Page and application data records
——————————
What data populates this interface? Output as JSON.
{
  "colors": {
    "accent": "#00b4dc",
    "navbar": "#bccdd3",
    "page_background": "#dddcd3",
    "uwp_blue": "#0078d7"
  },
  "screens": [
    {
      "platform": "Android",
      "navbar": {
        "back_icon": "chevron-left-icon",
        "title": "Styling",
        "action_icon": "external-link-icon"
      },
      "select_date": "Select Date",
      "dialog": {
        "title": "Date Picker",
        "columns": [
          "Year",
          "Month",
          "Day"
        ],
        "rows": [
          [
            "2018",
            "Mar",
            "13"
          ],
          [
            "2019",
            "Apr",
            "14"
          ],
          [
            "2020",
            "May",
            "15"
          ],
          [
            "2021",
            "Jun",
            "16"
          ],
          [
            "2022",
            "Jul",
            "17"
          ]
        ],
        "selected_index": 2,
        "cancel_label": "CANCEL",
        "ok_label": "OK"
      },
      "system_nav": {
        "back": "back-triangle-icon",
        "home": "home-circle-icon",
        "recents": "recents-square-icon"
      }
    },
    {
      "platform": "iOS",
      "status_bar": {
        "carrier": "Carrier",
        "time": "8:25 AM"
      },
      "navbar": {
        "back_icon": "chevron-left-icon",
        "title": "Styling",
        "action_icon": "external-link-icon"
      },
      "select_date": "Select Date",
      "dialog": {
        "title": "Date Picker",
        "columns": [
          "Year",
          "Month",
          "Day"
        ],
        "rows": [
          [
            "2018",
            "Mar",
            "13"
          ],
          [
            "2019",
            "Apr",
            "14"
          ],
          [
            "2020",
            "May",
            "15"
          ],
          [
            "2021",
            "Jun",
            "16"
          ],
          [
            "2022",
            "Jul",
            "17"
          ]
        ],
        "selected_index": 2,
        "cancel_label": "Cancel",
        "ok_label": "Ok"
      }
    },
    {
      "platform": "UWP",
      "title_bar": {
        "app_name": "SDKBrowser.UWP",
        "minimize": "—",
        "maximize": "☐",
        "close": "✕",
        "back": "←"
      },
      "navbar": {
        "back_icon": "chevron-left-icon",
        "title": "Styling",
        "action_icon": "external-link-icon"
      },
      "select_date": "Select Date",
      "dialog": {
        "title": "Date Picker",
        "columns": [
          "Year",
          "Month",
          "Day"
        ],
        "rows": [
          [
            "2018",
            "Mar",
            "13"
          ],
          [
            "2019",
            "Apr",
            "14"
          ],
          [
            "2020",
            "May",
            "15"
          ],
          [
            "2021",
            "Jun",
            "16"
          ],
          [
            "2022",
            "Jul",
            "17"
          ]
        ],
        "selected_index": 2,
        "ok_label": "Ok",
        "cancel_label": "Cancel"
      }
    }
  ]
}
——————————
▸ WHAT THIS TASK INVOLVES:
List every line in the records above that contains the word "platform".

▸ REPLY TO THE EXERCISE:
      "platform": "Android",
      "platform": "iOS",
      "platform": "UWP",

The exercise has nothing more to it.